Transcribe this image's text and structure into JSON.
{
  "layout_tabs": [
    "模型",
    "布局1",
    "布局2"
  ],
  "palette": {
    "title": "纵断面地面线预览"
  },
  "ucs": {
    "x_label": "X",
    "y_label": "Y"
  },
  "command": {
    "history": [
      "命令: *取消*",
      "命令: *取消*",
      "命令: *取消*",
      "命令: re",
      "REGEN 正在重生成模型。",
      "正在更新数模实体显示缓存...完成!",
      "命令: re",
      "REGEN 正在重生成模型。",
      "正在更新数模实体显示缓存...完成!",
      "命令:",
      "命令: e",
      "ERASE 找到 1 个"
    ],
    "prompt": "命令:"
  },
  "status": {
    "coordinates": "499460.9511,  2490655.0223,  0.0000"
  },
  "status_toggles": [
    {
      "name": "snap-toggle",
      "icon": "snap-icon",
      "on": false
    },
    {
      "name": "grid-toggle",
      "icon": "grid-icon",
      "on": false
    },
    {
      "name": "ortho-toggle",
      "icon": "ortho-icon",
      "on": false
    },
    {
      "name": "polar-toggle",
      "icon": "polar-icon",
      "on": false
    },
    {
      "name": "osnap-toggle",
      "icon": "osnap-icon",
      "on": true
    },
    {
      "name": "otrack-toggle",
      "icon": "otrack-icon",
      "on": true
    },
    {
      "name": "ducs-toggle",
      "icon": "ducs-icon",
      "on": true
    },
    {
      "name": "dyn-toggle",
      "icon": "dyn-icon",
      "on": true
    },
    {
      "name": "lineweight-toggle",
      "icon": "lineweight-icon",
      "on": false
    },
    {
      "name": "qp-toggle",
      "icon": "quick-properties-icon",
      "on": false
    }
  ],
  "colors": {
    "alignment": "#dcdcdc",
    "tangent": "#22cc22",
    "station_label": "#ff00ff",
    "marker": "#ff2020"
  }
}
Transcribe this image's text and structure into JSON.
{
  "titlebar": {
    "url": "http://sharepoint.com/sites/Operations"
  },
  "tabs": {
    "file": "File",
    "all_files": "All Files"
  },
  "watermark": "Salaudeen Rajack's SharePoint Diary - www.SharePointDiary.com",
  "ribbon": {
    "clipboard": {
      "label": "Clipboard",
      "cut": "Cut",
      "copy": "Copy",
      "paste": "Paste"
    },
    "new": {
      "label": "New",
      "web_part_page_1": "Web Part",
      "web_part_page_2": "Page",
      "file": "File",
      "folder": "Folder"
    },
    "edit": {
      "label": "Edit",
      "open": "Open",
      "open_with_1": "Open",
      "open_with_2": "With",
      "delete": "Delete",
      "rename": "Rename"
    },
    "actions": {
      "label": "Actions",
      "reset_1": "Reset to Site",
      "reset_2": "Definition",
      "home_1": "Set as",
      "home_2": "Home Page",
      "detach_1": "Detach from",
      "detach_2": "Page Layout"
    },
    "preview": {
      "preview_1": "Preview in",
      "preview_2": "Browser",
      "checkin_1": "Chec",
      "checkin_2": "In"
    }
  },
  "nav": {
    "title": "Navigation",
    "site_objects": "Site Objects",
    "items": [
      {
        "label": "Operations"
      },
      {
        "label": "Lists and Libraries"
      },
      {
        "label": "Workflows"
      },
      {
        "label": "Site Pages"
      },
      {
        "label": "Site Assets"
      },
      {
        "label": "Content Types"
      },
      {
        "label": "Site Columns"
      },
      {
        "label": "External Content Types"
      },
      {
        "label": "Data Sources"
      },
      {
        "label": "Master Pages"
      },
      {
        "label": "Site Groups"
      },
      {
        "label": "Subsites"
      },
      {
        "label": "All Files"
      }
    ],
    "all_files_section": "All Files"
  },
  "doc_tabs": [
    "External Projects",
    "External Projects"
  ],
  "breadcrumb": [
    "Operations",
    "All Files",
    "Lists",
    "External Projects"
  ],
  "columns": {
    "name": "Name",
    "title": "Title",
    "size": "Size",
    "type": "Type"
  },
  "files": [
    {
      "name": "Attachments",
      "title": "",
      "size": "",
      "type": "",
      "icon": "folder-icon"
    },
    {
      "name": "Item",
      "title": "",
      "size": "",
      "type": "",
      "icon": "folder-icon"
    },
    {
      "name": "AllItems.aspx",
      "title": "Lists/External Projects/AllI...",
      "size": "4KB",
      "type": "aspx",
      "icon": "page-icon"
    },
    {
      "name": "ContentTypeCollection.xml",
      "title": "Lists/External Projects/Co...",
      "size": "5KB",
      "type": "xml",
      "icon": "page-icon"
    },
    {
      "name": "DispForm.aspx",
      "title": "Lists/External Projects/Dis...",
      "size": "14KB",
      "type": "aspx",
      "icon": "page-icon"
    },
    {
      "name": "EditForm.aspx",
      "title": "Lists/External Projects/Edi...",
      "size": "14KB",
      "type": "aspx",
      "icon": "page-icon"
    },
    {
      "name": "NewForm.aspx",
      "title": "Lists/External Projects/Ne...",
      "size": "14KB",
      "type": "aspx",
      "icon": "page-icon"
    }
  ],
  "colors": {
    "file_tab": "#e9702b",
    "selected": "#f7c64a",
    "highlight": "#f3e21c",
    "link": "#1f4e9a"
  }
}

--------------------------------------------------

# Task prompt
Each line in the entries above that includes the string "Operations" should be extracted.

# Written response
    "url": "http://sharepoint.com/sites/Operations"
        "label": "Operations"
    "Operations",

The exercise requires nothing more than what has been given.